- [What you have to do]
The copy must match the data below line for line and contain no images.

Component data from apps and pages
• • • • • • •
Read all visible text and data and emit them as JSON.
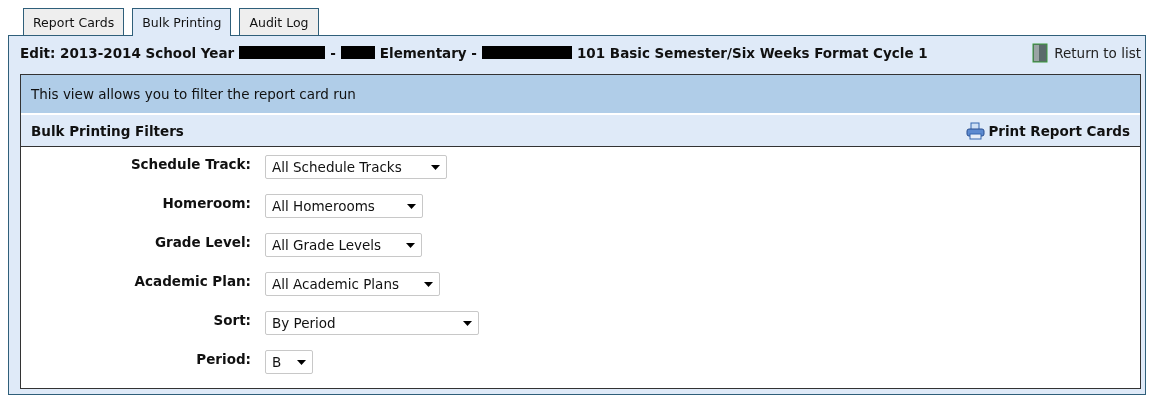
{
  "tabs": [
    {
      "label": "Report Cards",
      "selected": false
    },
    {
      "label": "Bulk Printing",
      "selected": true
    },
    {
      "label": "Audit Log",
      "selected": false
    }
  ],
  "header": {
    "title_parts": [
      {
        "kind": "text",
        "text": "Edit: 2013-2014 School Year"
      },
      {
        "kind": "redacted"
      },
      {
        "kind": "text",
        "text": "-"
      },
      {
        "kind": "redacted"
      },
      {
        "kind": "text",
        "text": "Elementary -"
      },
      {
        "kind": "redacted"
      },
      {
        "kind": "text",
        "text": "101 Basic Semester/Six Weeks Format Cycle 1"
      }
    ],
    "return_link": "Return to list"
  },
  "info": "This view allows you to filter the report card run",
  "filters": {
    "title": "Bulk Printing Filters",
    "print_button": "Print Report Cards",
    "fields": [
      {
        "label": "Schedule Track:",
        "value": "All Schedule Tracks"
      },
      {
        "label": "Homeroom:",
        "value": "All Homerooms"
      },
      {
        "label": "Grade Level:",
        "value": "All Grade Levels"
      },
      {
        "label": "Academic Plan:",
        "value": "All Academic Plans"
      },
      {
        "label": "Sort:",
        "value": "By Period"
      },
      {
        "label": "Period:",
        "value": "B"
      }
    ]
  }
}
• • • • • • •
- [Output]
Read all visible text and data and emit them as JSON.
{
  "tabs": [
    {
      "label": "Report Cards",
      "selected": false
    },
    {
      "label": "Bulk Printing",
      "selected": true
    },
    {
      "label": "Audit Log",
      "selected": false
    }
  ],
  "header": {
    "title_parts": [
      {
        "kind": "text",
        "text": "Edit: 2013-2014 School Year"
      },
      {
        "kind": "redacted"
      },
      {
        "kind": "text",
        "text": "-"
      },
      {
        "kind": "redacted"
      },
      {
        "kind": "text",
        "text": "Elementary -"
      },
      {
        "kind": "redacted"
      },
      {
        "kind": "text",
        "text": "101 Basic Semester/Six Weeks Format Cycle 1"
      }
    ],
    "return_link": "Return to list"
  },
  "info": "This view allows you to filter the report card run",
  "filters": {
    "title": "Bulk Printing Filters",
    "print_button": "Print Report Cards",
    "fields": [
      {
        "label": "Schedule Track:",
        "value": "All Schedule Tracks"
      },
      {
        "label": "Homeroom:",
        "value": "All Homerooms"
      },
      {
        "label": "Grade Level:",
        "value": "All Grade Levels"
      },
      {
        "label": "Academic Plan:",
        "value": "All Academic Plans"
      },
      {
        "label": "Sort:",
        "value": "By Period"
      },
      {
        "label": "Period:",
        "value": "B"
      }
    ]
  }
}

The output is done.